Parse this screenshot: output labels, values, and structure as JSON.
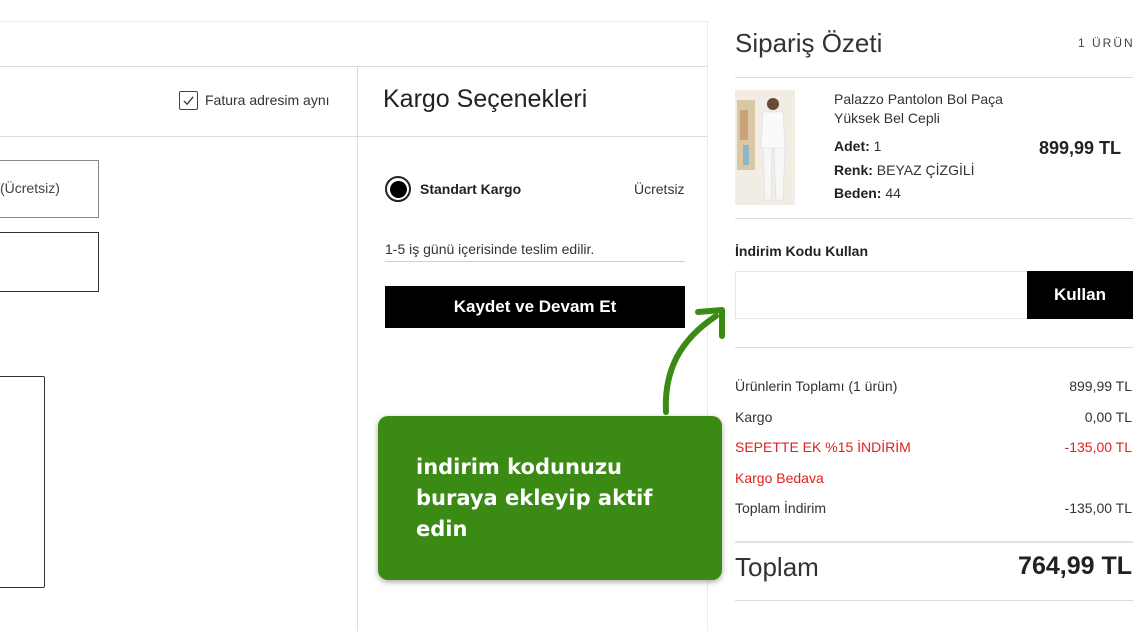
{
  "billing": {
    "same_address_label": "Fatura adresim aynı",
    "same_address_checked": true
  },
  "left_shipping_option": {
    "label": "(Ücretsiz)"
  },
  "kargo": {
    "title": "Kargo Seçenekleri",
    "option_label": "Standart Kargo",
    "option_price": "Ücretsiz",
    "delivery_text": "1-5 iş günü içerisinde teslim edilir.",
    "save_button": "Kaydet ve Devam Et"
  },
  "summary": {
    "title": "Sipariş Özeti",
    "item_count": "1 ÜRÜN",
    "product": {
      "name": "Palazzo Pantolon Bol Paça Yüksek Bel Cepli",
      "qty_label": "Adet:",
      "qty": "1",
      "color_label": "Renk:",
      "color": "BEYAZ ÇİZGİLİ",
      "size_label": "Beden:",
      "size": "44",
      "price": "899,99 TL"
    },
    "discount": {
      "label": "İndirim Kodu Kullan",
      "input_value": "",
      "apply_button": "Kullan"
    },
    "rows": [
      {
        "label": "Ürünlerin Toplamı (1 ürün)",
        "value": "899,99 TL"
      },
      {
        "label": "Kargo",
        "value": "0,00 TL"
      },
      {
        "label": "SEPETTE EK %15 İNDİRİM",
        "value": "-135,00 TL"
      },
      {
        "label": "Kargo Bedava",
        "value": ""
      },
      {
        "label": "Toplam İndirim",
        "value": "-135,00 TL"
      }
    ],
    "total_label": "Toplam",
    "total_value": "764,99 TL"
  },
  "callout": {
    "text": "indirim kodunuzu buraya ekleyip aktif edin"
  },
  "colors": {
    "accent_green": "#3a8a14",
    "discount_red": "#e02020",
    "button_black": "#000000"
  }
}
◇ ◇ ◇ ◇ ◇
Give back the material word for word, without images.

Parse this screenshot: output labels, values, and structure as JSON.
{
  "billing": {
    "same_address_label": "Fatura adresim aynı",
    "same_address_checked": true
  },
  "left_shipping_option": {
    "label": "(Ücretsiz)"
  },
  "kargo": {
    "title": "Kargo Seçenekleri",
    "option_label": "Standart Kargo",
    "option_price": "Ücretsiz",
    "delivery_text": "1-5 iş günü içerisinde teslim edilir.",
    "save_button": "Kaydet ve Devam Et"
  },
  "summary": {
    "title": "Sipariş Özeti",
    "item_count": "1 ÜRÜN",
    "product": {
      "name": "Palazzo Pantolon Bol Paça Yüksek Bel Cepli",
      "qty_label": "Adet:",
      "qty": "1",
      "color_label": "Renk:",
      "color": "BEYAZ ÇİZGİLİ",
      "size_label": "Beden:",
      "size": "44",
      "price": "899,99 TL"
    },
    "discount": {
      "label": "İndirim Kodu Kullan",
      "input_value": "",
      "apply_button": "Kullan"
    },
    "rows": [
      {
        "label": "Ürünlerin Toplamı (1 ürün)",
        "value": "899,99 TL"
      },
      {
        "label": "Kargo",
        "value": "0,00 TL"
      },
      {
        "label": "SEPETTE EK %15 İNDİRİM",
        "value": "-135,00 TL"
      },
      {
        "label": "Kargo Bedava",
        "value": ""
      },
      {
        "label": "Toplam İndirim",
        "value": "-135,00 TL"
      }
    ],
    "total_label": "Toplam",
    "total_value": "764,99 TL"
  },
  "callout": {
    "text": "indirim kodunuzu buraya ekleyip aktif edin"
  },
  "colors": {
    "accent_green": "#3a8a14",
    "discount_red": "#e02020",
    "button_black": "#000000"
  }
}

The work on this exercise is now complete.